New IMF funds for Sri Lanka may face delay after review sees revenue shortfall

By Uditha Jayasinghe

COLOMBO (Reuters) -The International Monetary Fund did not reach a staff-level agreement with Sri Lanka in its first review under a $2.9 billion bailout package, due to a potential shortfall in government revenue generation, the Fund said on Wednesday.

Speaking after a two-week visit to the country, IMF delegation head Peter Breuer said a second tranche of about $330 million under a lending programme would only be released after the IMF reaches a staff-level agreement, and there was no fixed timeline on when that would take place.

“Sri Lanka has made commendable progress in implementing difficult but much-needed reforms. These efforts are bearing fruit as the economy is showing tentative signs of stabilisation,” the IMF said in a statement.

“The team will continue its discussions in the context of the First Review with the goal of reaching a staff-level agreement in the near term.”

The IMF delegation said despite early signs of stabilisation, full economic recovery is not yet assured and growth momentum remains subdued.

In the last six months Sri Lanka has seen its runaway inflation drop to 1.3% in September, its currency appreciate by about 12% and foreign exchange reserves improve.

But the island has struggled to improve its revenue with additional measures likely to be taken in the upcoming budget in mid-November.

Despite revenue mobilisation having improved relative to last year, the IMF said revenue was expected to fall short of initial projections by nearly 15% by year end.

“While partially due to economic factors, the onus of fiscal adjustment would fall on public expenditure if there were no efforts to recoup this shortfall.
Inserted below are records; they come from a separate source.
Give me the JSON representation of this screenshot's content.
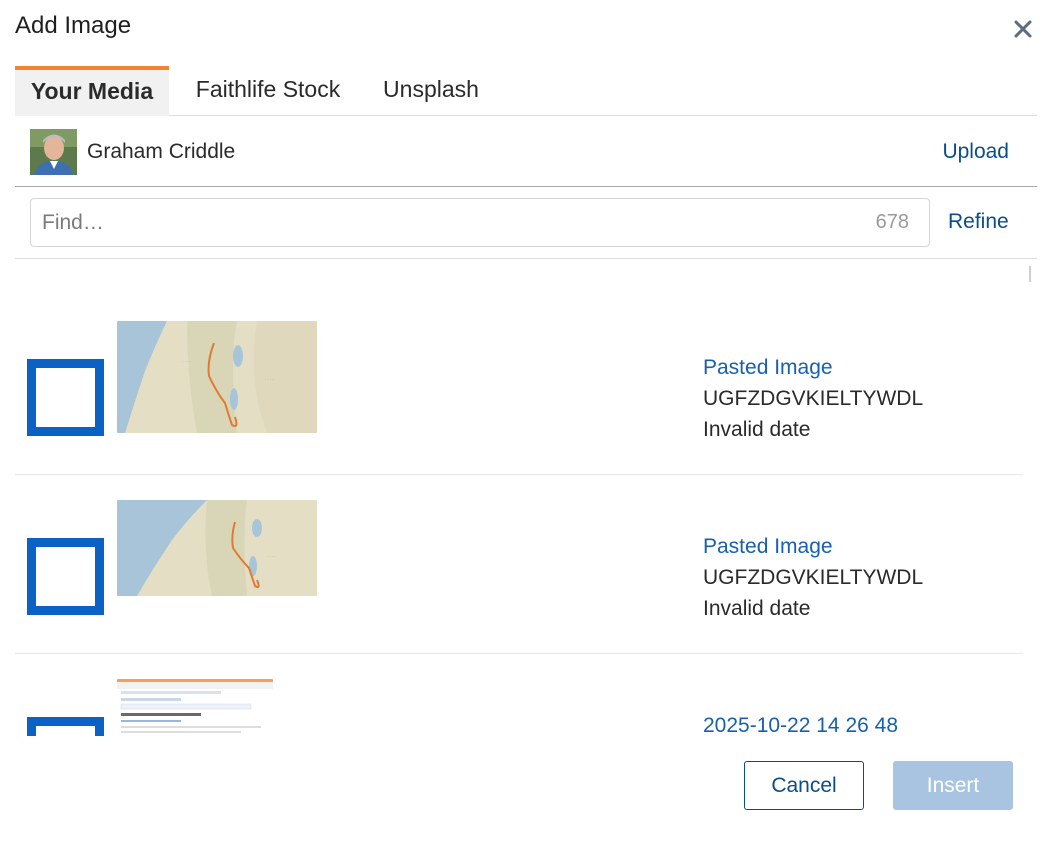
{
  "dialog": {
    "title": "Add Image",
    "close_icon": "close-icon"
  },
  "tabs": [
    {
      "label": "Your Media",
      "active": true
    },
    {
      "label": "Faithlife Stock",
      "active": false
    },
    {
      "label": "Unsplash",
      "active": false
    }
  ],
  "account": {
    "name": "Graham Criddle",
    "upload_label": "Upload"
  },
  "search": {
    "placeholder": "Find…",
    "value": "",
    "count": "678",
    "refine_label": "Refine"
  },
  "items": [
    {
      "title": "Pasted Image",
      "code": "UGFZDGVKIELTYWDL",
      "date": "Invalid date",
      "checked": false,
      "thumbnail": "map-thumbnail"
    },
    {
      "title": "Pasted Image",
      "code": "UGFZDGVKIELTYWDL",
      "date": "Invalid date",
      "checked": false,
      "thumbnail": "map-thumbnail"
    },
    {
      "title": "2025-10-22 14 26 48",
      "code": "",
      "date": "",
      "checked": false,
      "thumbnail": "screenshot-thumbnail"
    }
  ],
  "footer": {
    "cancel_label": "Cancel",
    "insert_label": "Insert",
    "insert_enabled": false
  },
  "colors": {
    "accent_tab": "#f58233",
    "link": "#0b4d8a",
    "checkbox": "#0b62c4",
    "insert_disabled": "#a9c4e0"
  }
}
This could weaken the government’s ability to provide essential public services and undermine the path to debt sustainability.”
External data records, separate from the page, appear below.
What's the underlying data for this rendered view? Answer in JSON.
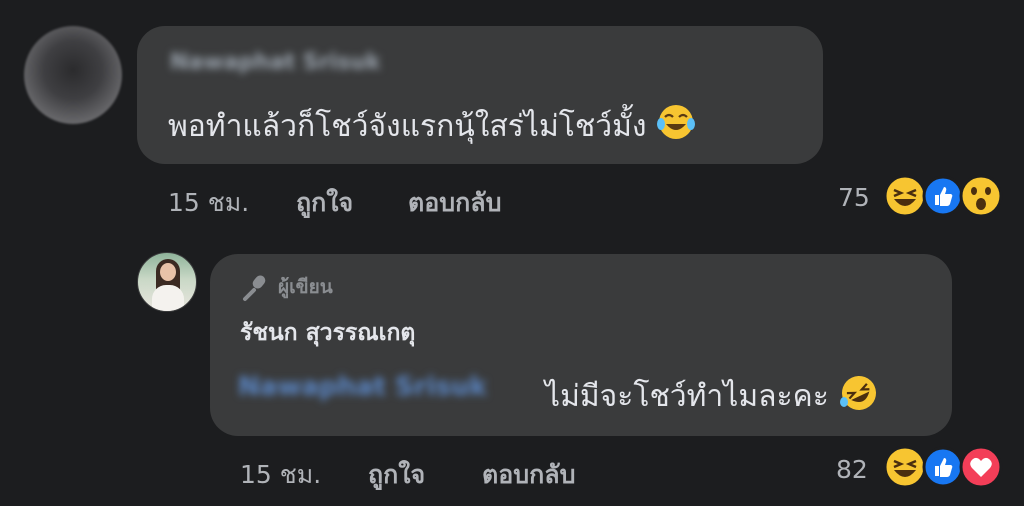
{
  "comment1": {
    "author_name": "Nawaphat Srisuk",
    "text": "พอทำแล้วก็โชว์จังแรกนุ้ใสร่ไม่โชว์มั้ง",
    "time": "15 ชม.",
    "like_label": "ถูกใจ",
    "reply_label": "ตอบกลับ",
    "reaction_count": "75",
    "reactions": [
      "laugh-reaction-icon",
      "like-reaction-icon",
      "wow-reaction-icon"
    ]
  },
  "reply1": {
    "author_badge": "ผู้เขียน",
    "author_name": "รัชนก สุวรรณเกตุ",
    "mention": "Nawaphat Srisuk",
    "text": "ไม่มีจะโชว์ทำไมละคะ",
    "time": "15 ชม.",
    "like_label": "ถูกใจ",
    "reply_label": "ตอบกลับ",
    "reaction_count": "82",
    "reactions": [
      "laugh-reaction-icon",
      "like-reaction-icon",
      "love-reaction-icon"
    ]
  },
  "colors": {
    "background": "#1c1d1f",
    "bubble": "#3a3b3c",
    "like_blue": "#1877f2",
    "love_red": "#f33e58",
    "emoji_yellow": "#f7c531"
  }
}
Sri Lanka’s international bonds were unmoved by the news, trading slightly higher on the day.

The bonds are still in deeply distressed territory, trading between 46-48 cents to the dollar, Tradeweb data showed.

The global lender said Sri Lanka would need to strengthen tax administration, remove tax exemptions and actively eliminate tax evasion to increase revenues and signal better governance.
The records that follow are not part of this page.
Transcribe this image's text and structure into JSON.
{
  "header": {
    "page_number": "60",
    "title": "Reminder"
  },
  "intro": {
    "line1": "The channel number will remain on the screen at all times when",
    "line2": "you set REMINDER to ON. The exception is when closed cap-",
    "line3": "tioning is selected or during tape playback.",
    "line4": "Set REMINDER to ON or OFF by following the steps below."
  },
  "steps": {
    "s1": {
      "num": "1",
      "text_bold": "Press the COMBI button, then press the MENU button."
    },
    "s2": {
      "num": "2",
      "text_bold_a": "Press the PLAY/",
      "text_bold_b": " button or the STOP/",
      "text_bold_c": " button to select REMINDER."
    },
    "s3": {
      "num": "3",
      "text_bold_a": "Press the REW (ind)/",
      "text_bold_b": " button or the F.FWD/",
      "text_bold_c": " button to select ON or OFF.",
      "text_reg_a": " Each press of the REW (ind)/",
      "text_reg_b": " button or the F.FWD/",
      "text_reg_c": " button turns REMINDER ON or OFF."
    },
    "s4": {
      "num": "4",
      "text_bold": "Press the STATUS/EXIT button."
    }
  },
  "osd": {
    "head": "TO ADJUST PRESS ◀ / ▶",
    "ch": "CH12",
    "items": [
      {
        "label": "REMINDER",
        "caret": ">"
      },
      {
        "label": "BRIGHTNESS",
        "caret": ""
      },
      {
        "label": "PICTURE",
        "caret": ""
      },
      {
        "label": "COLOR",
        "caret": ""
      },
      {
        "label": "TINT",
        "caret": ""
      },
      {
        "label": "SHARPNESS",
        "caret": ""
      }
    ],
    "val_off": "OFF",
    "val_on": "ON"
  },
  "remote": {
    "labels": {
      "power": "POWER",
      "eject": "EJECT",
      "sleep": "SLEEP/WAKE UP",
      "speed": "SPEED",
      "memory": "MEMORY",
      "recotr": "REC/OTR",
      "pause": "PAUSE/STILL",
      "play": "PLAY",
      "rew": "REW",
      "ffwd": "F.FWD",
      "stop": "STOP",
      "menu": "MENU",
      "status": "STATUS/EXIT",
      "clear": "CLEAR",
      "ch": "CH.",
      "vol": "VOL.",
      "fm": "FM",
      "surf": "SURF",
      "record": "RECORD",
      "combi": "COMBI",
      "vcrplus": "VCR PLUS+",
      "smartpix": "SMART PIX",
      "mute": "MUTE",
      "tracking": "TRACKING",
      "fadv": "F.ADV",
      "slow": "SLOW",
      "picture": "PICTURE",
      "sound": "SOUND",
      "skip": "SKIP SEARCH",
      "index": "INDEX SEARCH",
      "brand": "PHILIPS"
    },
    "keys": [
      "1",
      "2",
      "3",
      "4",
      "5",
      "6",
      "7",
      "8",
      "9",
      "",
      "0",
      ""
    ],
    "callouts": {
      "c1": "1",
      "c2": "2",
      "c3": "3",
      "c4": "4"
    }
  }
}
Sri Lanka accepted offers to exchange about $10 billion worth of defaulted local debt for new bonds, taking it a step towards meeting debt restructuring requirements ahead of the IMF review.

Sri Lanka has also held multiple rounds of talks with bondholders and bilateral creditors including Japan, China and India to reach an agreement to rework its foreign debt after suspending repayments in May last year.

The island’s debt restructuring is also being discussed at a meeting of the Institute of International Finance and Paris Club scheduled for later in the day, according to the agenda seen by Reuters.

(Writing by Swati Bhat, additional reporting by Karin Strohecker and Jorgelina do Rosario in London; editing by Sudipto Ganguly)